Segment Start: Data extract
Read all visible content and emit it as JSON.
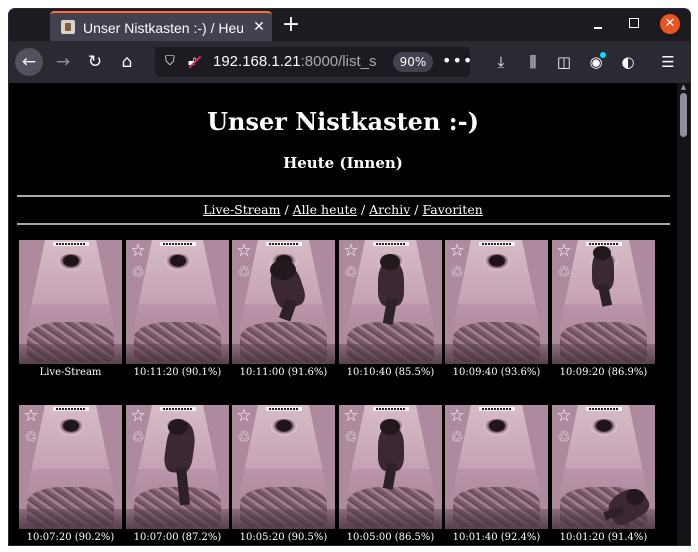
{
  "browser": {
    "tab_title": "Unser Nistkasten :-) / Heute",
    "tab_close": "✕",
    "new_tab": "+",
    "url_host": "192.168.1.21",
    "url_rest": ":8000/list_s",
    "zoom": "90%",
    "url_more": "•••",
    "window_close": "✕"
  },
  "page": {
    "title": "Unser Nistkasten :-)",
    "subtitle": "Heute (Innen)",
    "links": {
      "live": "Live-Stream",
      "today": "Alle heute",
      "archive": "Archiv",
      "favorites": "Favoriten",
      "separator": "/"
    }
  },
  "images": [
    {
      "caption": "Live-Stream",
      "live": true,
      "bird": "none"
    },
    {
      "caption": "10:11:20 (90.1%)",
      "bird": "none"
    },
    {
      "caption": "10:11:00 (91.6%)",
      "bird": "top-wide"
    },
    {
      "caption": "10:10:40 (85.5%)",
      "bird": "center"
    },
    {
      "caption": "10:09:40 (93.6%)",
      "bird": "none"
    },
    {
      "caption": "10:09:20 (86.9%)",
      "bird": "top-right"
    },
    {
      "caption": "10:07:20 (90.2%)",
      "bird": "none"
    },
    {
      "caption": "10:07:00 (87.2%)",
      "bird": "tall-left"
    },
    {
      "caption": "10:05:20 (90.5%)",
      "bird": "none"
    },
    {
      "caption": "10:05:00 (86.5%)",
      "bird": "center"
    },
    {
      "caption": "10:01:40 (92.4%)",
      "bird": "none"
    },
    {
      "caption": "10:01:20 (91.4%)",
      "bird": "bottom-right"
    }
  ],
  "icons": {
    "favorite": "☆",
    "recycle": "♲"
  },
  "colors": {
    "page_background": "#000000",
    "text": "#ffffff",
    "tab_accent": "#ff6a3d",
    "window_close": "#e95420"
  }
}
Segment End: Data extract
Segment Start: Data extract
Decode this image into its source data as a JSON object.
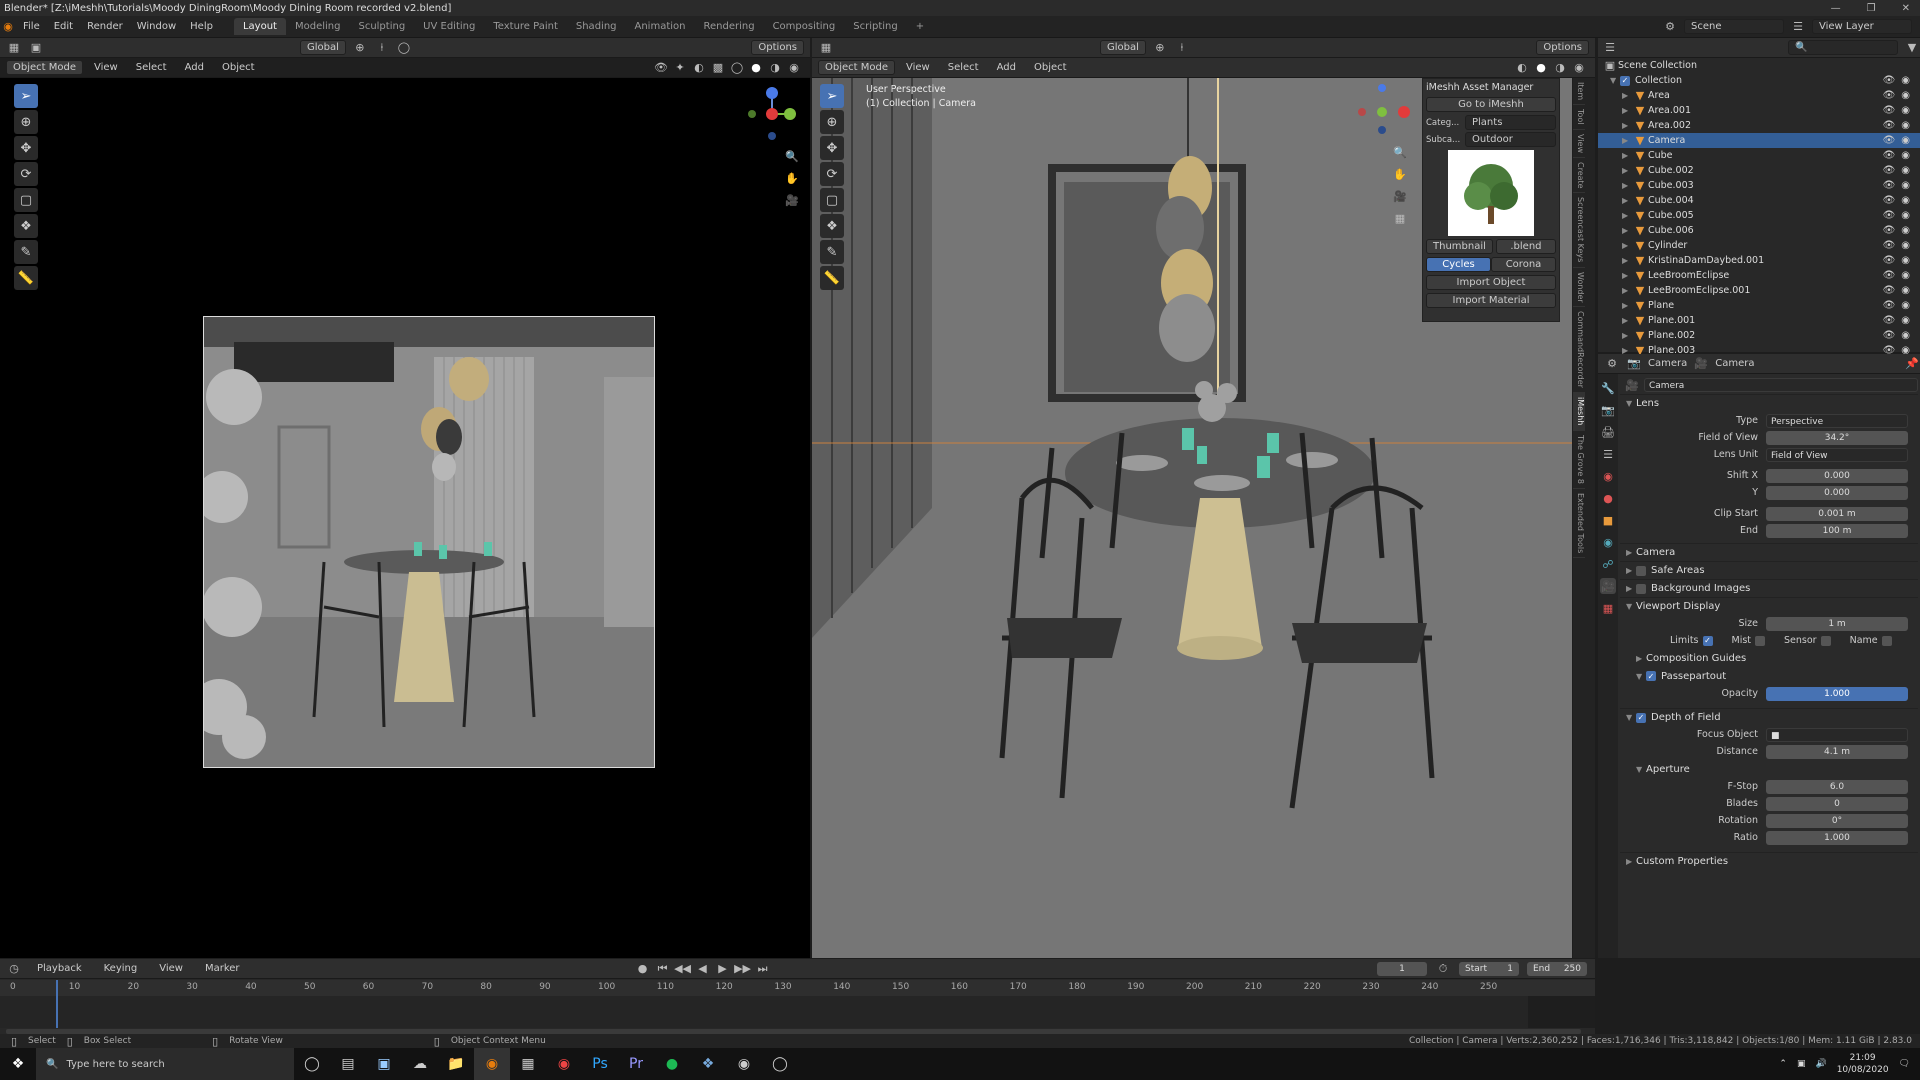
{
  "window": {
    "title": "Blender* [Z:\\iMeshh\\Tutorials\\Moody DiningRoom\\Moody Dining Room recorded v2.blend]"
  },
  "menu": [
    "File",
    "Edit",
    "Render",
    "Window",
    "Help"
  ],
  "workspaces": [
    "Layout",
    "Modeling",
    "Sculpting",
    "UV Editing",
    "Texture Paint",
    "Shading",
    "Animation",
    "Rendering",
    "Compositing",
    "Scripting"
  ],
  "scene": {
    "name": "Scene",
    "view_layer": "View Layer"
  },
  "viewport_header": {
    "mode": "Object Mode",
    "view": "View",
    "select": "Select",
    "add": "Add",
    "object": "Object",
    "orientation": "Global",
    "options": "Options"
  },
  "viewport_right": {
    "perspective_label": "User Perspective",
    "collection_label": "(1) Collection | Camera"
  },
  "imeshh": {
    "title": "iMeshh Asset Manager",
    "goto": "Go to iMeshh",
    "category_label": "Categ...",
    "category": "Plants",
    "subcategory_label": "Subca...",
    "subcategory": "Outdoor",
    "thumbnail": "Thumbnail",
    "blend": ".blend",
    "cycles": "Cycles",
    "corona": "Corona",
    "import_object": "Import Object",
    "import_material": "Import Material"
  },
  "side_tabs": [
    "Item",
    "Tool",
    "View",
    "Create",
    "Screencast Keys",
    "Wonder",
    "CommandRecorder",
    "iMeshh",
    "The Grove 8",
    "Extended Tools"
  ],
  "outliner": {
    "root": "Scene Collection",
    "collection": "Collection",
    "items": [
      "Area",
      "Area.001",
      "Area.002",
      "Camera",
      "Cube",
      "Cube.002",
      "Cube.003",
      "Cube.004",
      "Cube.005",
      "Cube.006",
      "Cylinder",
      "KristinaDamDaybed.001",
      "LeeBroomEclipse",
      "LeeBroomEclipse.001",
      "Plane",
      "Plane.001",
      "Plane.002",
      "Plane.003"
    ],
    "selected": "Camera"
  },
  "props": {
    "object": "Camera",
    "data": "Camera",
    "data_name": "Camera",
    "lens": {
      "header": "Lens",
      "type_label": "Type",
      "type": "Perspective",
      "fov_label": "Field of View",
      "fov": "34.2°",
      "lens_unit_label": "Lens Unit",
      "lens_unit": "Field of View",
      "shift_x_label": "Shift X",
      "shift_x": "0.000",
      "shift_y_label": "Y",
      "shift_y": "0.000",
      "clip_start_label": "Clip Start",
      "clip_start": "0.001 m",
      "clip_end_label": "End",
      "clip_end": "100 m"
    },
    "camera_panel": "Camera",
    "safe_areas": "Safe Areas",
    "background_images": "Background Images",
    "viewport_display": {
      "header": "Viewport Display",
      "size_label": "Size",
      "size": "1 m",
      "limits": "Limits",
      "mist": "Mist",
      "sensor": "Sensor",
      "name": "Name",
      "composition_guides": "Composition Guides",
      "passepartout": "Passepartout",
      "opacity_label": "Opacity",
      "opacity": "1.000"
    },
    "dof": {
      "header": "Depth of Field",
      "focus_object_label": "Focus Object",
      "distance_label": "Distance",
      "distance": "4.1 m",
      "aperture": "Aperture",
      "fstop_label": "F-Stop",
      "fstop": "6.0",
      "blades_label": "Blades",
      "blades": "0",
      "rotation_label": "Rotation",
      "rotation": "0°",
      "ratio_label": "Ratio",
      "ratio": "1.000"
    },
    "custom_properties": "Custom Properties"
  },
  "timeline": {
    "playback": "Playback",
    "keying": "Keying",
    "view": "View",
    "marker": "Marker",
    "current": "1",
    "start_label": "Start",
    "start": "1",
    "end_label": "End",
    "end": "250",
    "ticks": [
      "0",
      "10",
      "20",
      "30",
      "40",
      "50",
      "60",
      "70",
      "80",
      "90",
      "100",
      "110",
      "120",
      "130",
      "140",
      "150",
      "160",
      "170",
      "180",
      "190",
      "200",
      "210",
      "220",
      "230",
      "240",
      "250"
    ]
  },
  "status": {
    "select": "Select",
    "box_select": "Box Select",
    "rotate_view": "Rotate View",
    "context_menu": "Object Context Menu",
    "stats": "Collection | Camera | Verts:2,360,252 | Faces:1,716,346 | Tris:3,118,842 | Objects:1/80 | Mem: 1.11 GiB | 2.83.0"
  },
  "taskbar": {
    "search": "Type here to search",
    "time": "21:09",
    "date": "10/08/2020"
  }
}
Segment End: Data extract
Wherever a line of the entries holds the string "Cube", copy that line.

Result for this exercise:
      "Cube",
      "Cube.002",
      "Cube.003",
      "Cube.004",
      "Cube.005",
      "Cube.006",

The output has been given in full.